# [ACTIVITY]
Please count the lines in the data below that hold "label" and answer with the number by itself.

# [Dataset rows for apps and sites]
------------
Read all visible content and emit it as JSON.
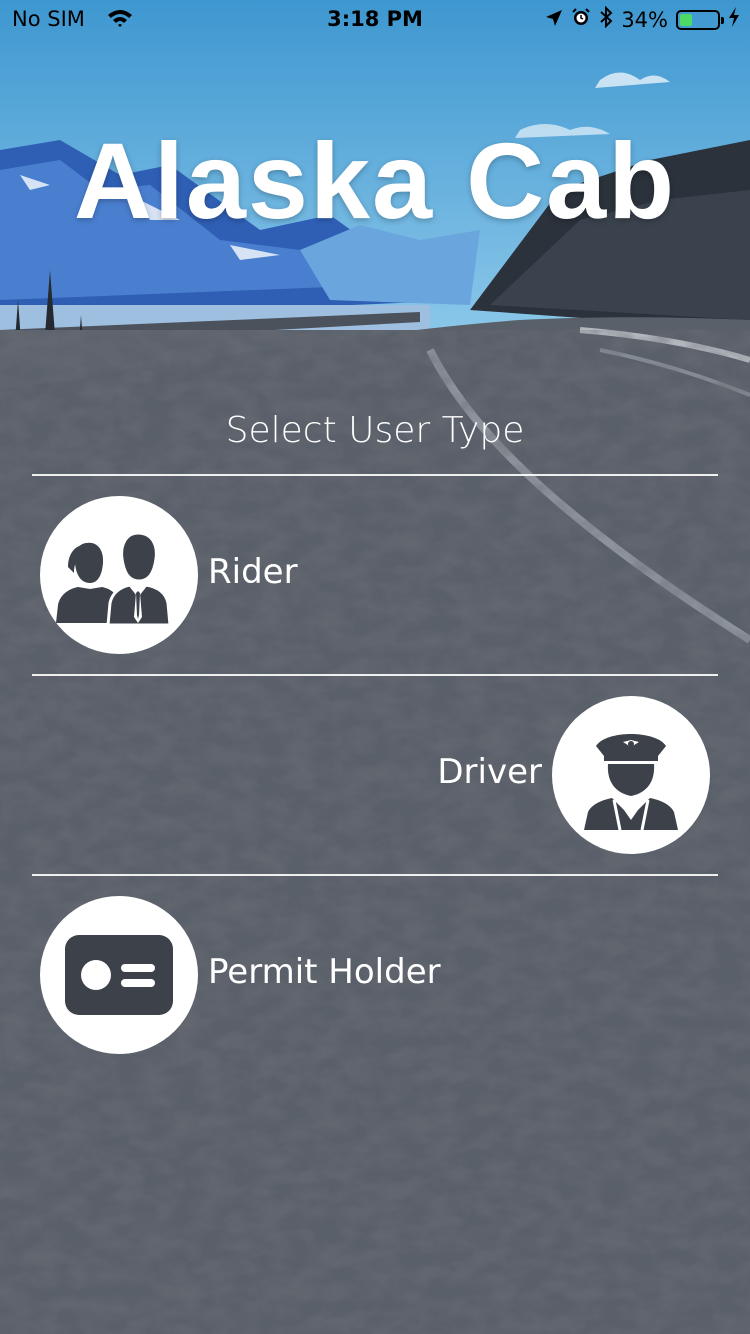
{
  "status_bar": {
    "carrier": "No SIM",
    "time": "3:18 PM",
    "battery_percent": "34%",
    "battery_level": 0.34,
    "icons": [
      "wifi-icon",
      "location-arrow-icon",
      "alarm-icon",
      "bluetooth-icon",
      "battery-icon",
      "charging-icon"
    ]
  },
  "app": {
    "title": "Alaska Cab",
    "subtitle": "Select User Type"
  },
  "user_types": [
    {
      "label": "Rider",
      "icon": "rider-people-icon"
    },
    {
      "label": "Driver",
      "icon": "driver-chauffeur-icon"
    },
    {
      "label": "Permit Holder",
      "icon": "permit-card-icon"
    }
  ],
  "colors": {
    "text": "#ffffff",
    "icon_circle": "#ffffff",
    "icon_glyph": "#3d424a",
    "battery_fill": "#4cd964"
  }
}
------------
# [OUTPUT OF THE TASK]
3